== Segment start ==

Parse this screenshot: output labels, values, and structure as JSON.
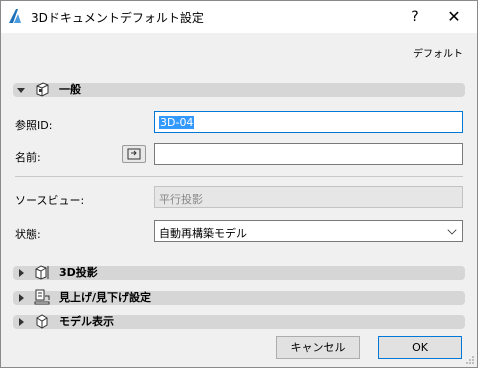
{
  "window": {
    "title": "3Dドキュメントデフォルト設定",
    "help_label": "?",
    "close_label": "✕"
  },
  "header": {
    "default_link": "デフォルト"
  },
  "sections": {
    "general": {
      "label": "一般",
      "icon": "general-settings-icon"
    },
    "projection": {
      "label": "3D投影",
      "icon": "3d-projection-icon"
    },
    "view": {
      "label": "見上げ/見下げ設定",
      "icon": "view-direction-icon"
    },
    "model": {
      "label": "モデル表示",
      "icon": "model-display-icon"
    }
  },
  "form": {
    "ref_id_label": "参照ID:",
    "ref_id_value": "3D-04",
    "name_label": "名前:",
    "name_value": "",
    "source_view_label": "ソースビュー:",
    "source_view_value": "平行投影",
    "state_label": "状態:",
    "state_value": "自動再構築モデル"
  },
  "buttons": {
    "cancel": "キャンセル",
    "ok": "OK"
  },
  "colors": {
    "focus": "#0078d7",
    "selection": "#3399ff",
    "section_bar": "#d6d6d6"
  }
}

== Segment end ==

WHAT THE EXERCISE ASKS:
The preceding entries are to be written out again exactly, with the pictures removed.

ANSWER SECTION:
Parse this screenshot: output labels, values, and structure as JSON.
{
  "window": {
    "title": "3Dドキュメントデフォルト設定",
    "help_label": "?",
    "close_label": "✕"
  },
  "header": {
    "default_link": "デフォルト"
  },
  "sections": {
    "general": {
      "label": "一般",
      "icon": "general-settings-icon"
    },
    "projection": {
      "label": "3D投影",
      "icon": "3d-projection-icon"
    },
    "view": {
      "label": "見上げ/見下げ設定",
      "icon": "view-direction-icon"
    },
    "model": {
      "label": "モデル表示",
      "icon": "model-display-icon"
    }
  },
  "form": {
    "ref_id_label": "参照ID:",
    "ref_id_value": "3D-04",
    "name_label": "名前:",
    "name_value": "",
    "source_view_label": "ソースビュー:",
    "source_view_value": "平行投影",
    "state_label": "状態:",
    "state_value": "自動再構築モデル"
  },
  "buttons": {
    "cancel": "キャンセル",
    "ok": "OK"
  },
  "colors": {
    "focus": "#0078d7",
    "selection": "#3399ff",
    "section_bar": "#d6d6d6"
  }
}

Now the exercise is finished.